First, in an act of age-related desperation, I caved and purchased a fertility monitor. Well, a used one that is.  And before anyone “Ewwws!” me, the monitor was used one time, four years ago so c’mon now.  Besides, it’s not like I’m going to be licking the thing.  Even though urine is sterile, I still disinfected the crap out of the machine with rubbing alcohol as soon as I opened the package.  In its user manual, Clearblue “strongly recommends” that women not sell their used monitors, but…. psssssh…  I know corporate greed when I see it.

I spent $80 for the monitor itself, plus an extra $20 for three months’ worth of testing sticks. Thank you, Ebay, for the cheap deals!  Straight retail would’ve cost me $150 for the monitor and another $50 for the test sticks.  I was pretty stoked to save a few bucks while simultaneously dropping $100 for a machine that tells me when to have sex.  ‘Course I can’t actually use the monitor until my next CD1.  Update to follow on how it works!

Also, somewhere between now and my last post I turned 36.  *gulp*  That may have had something a lot to do with buying the fertility monitor.  The feeling of not being able to afford any more missed cycles is real.  Time’s a tickin’!  I feel all this self-induced pressure to finally resolve already, one way or another.  Jake and I are closing in on seven years (!) of TTC and anymore it’s all I can do to try just one more month… just one more month…. just one more month…

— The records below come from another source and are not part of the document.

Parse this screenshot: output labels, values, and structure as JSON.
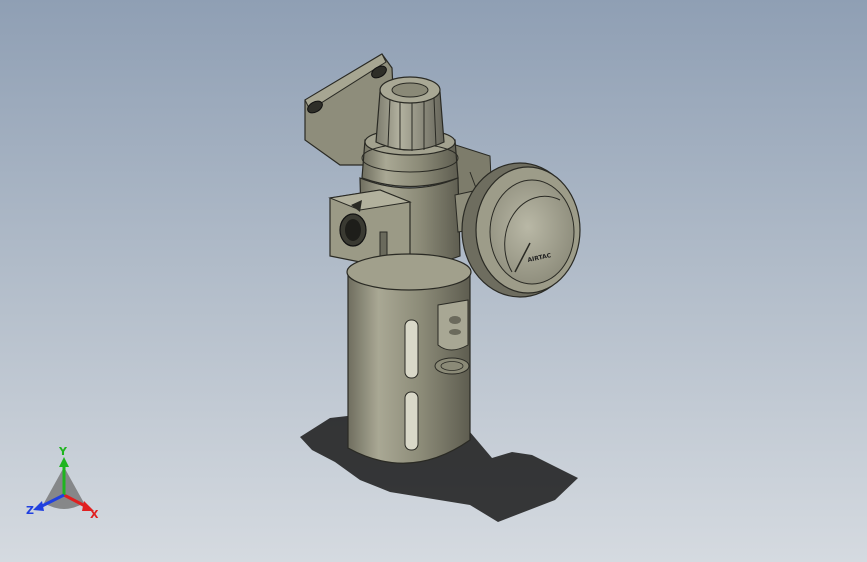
{
  "triad": {
    "x_label": "X",
    "y_label": "Y",
    "z_label": "Z",
    "colors": {
      "x": "#e02020",
      "y": "#1fb51f",
      "z": "#2040e0"
    }
  },
  "model": {
    "gauge_text": "AIRTAC"
  }
}
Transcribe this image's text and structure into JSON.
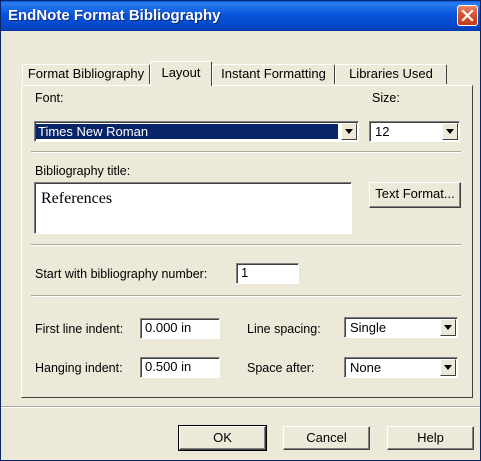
{
  "window": {
    "title": "EndNote Format Bibliography",
    "close_icon": "close-icon",
    "close_color": "#d9532c",
    "titlebar_color": "#0855dd"
  },
  "tabs": [
    {
      "label": "Format Bibliography",
      "active": false
    },
    {
      "label": "Layout",
      "active": true
    },
    {
      "label": "Instant Formatting",
      "active": false
    },
    {
      "label": "Libraries Used",
      "active": false
    }
  ],
  "layout": {
    "font_label": "Font:",
    "font_value": "Times New Roman",
    "size_label": "Size:",
    "size_value": "12",
    "bib_title_label": "Bibliography title:",
    "bib_title_value": "References",
    "text_format_button": "Text Format...",
    "start_number_label": "Start with bibliography number:",
    "start_number_value": "1",
    "first_line_indent_label": "First line indent:",
    "first_line_indent_value": "0.000 in",
    "hanging_indent_label": "Hanging indent:",
    "hanging_indent_value": "0.500 in",
    "line_spacing_label": "Line spacing:",
    "line_spacing_value": "Single",
    "space_after_label": "Space after:",
    "space_after_value": "None"
  },
  "buttons": {
    "ok": "OK",
    "cancel": "Cancel",
    "help": "Help"
  }
}
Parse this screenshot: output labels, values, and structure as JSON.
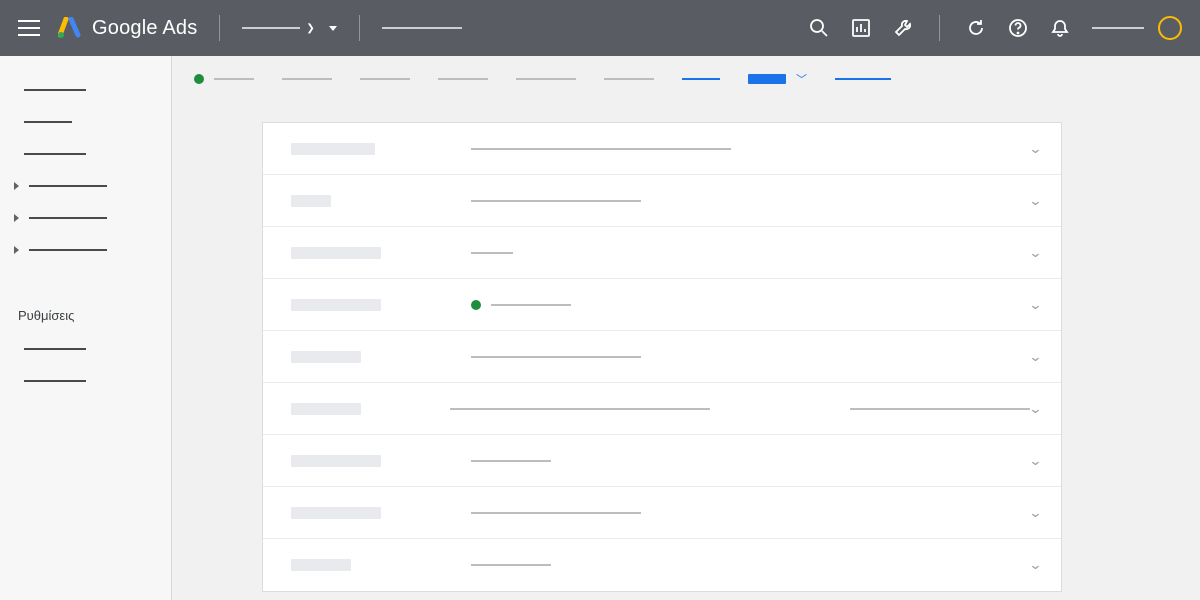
{
  "header": {
    "product_name": "Google Ads",
    "icons": {
      "menu": "menu-icon",
      "search": "search-icon",
      "reports": "reports-icon",
      "tools": "tools-icon",
      "refresh": "refresh-icon",
      "help": "help-icon",
      "notifications": "notifications-icon"
    }
  },
  "sidebar": {
    "items": [
      {
        "type": "line",
        "width": "sw-50"
      },
      {
        "type": "line",
        "width": "sw-40"
      },
      {
        "type": "line",
        "width": "sw-50"
      },
      {
        "type": "expandable",
        "width": "sw-70"
      },
      {
        "type": "expandable",
        "width": "sw-70"
      },
      {
        "type": "expandable",
        "width": "sw-70"
      }
    ],
    "active_label": "Ρυθμίσεις",
    "bottom_items": [
      {
        "type": "line",
        "width": "sw-50"
      },
      {
        "type": "line",
        "width": "sw-50"
      }
    ]
  },
  "breadcrumb": {
    "status": "enabled",
    "status_color": "#1e8e3e"
  },
  "settings": {
    "rows": [
      {
        "label_w": "lw-80",
        "value_type": "line",
        "value_w": "vw-long"
      },
      {
        "label_w": "lw-40",
        "value_type": "line",
        "value_w": "vw-med"
      },
      {
        "label_w": "lw-90",
        "value_type": "line",
        "value_w": "vw-short"
      },
      {
        "label_w": "lw-90",
        "value_type": "status",
        "value_w": "vw-80",
        "status_color": "#1e8e3e"
      },
      {
        "label_w": "lw-70",
        "value_type": "line",
        "value_w": "vw-med"
      },
      {
        "label_w": "lw-70",
        "value_type": "double",
        "value_w": "vw-long"
      },
      {
        "label_w": "lw-90",
        "value_type": "line",
        "value_w": "vw-80"
      },
      {
        "label_w": "lw-90",
        "value_type": "line",
        "value_w": "vw-med"
      },
      {
        "label_w": "lw-60",
        "value_type": "line",
        "value_w": "vw-80"
      }
    ]
  }
}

In other news, Intermenstrual Bleeding: It’s Still a Thing.  Except lately it’s been accompanied by new, weird pains in my lower uterus.  The best way to describe the pain is like someone inserts a needle into my skin sideways and then vigorously, repeatedly jerks the needle up and down, over and over.  The pain waxes and wanes and mostly occurs during my luteal phase.  It has me concerned.  But I’ve learned by now not to even bother an OB/GYN or RE with these kinds of legit concerns, because they just customarily dismiss me: “It’s only your hormones being out of whack,” “Nothing we can do about it,” “You should consider another IVF (because that will stop the pain???),” rinse. repeat.

My next step is to schedule a consult with the renowned Dr. Seckin in NYC about this issue.  He’s, like, THE dude to see if you suffer from endo and all your docs have basically written you off as an overly-emotional hypochondriac.  I was able to score incredible, awesome, unbelievable, AND amazing medical coverage through Jake’s new job, which will make my visit practically free.  The only catch?  I have to wait six months for my benefits to start (thank you, Pennsylvania, for the delay).  In the meantime, well, I don’t know.   I suppose that I’ll just deal.  Pain meds help.  Lots of pain meds….

Update to follow on the fertility monitor.  I get the impression that the monitor and I will become close buddies over the coming months.  Perhaps a cute nickname is in order?  Drop your suggestions in the comments below!

Peace.